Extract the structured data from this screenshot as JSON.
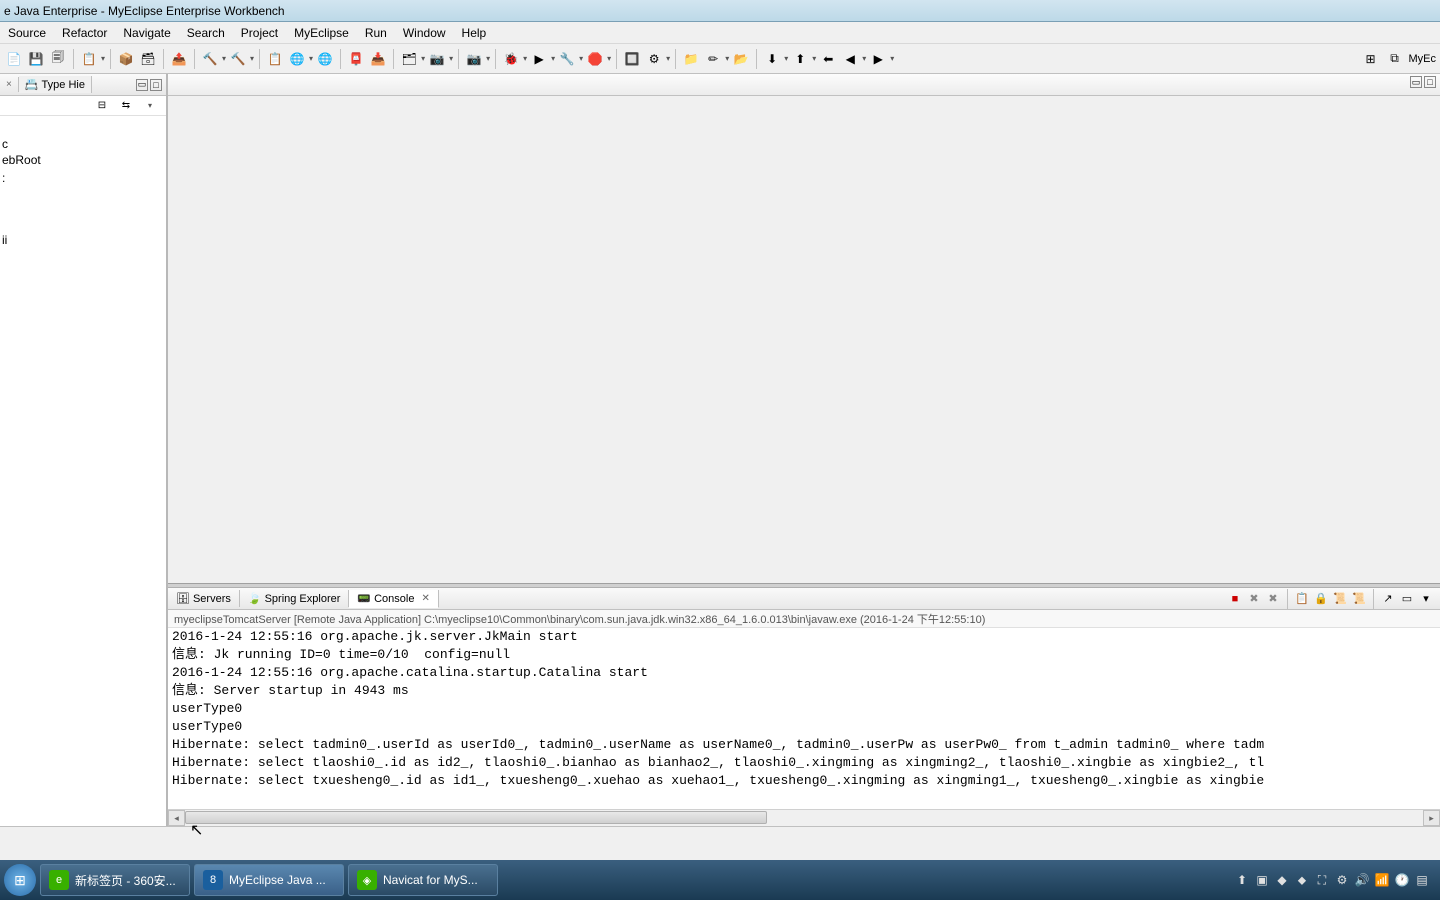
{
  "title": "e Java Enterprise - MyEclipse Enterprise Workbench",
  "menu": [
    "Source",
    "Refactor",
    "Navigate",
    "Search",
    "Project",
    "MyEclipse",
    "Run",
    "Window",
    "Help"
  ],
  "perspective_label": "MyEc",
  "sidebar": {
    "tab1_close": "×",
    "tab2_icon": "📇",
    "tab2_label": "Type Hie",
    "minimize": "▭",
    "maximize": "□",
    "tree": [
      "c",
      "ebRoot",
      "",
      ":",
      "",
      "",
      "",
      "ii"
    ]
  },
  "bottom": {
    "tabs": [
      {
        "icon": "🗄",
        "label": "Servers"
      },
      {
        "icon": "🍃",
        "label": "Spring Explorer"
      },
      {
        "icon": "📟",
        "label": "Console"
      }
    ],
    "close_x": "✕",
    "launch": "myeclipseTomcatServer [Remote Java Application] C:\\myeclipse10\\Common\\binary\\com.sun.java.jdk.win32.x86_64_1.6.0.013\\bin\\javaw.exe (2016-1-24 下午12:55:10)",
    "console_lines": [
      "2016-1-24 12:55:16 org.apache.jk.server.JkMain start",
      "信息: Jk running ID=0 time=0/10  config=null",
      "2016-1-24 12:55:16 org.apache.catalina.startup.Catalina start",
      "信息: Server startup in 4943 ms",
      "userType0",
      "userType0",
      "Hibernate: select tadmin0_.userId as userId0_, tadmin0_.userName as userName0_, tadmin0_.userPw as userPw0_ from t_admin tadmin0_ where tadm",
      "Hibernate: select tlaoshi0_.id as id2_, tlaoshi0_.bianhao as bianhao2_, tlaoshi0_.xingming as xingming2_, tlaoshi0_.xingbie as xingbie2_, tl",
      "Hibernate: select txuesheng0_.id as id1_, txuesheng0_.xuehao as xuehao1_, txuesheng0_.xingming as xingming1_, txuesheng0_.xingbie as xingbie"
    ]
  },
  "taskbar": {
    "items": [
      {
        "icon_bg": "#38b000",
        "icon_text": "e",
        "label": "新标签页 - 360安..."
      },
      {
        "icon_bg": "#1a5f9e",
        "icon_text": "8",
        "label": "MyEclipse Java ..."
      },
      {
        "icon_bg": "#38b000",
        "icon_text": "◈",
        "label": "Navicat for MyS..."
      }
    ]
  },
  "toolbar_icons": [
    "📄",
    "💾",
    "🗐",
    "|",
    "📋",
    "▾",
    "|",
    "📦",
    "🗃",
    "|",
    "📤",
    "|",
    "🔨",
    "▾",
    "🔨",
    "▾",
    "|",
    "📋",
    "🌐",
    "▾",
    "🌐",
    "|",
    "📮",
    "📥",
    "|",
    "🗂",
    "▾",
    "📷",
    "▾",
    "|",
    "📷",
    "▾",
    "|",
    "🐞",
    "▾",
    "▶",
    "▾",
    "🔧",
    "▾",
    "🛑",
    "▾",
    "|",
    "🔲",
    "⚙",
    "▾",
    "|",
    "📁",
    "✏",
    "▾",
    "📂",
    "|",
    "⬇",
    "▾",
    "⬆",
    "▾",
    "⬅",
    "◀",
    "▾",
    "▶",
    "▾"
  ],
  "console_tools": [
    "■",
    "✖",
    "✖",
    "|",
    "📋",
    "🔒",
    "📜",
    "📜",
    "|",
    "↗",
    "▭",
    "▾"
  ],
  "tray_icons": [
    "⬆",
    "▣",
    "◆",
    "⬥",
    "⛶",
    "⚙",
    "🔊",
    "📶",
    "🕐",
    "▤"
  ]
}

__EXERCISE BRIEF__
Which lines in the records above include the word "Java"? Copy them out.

__SOLUTION TO THE EXERCISE__
  "title": "e Java Enterprise - MyEclipse Enterprise Workbench",
    "launch": "myeclipseTomcatServer [Remote Java Application] C:\\myeclipse10\\Common\\binary\\com.sun.java.jdk.win32.x86_64_1.6.0.013\\bin\\javaw.exe (2016-1-24 下午12:55:10)",
        "label": "MyEclipse Java ..."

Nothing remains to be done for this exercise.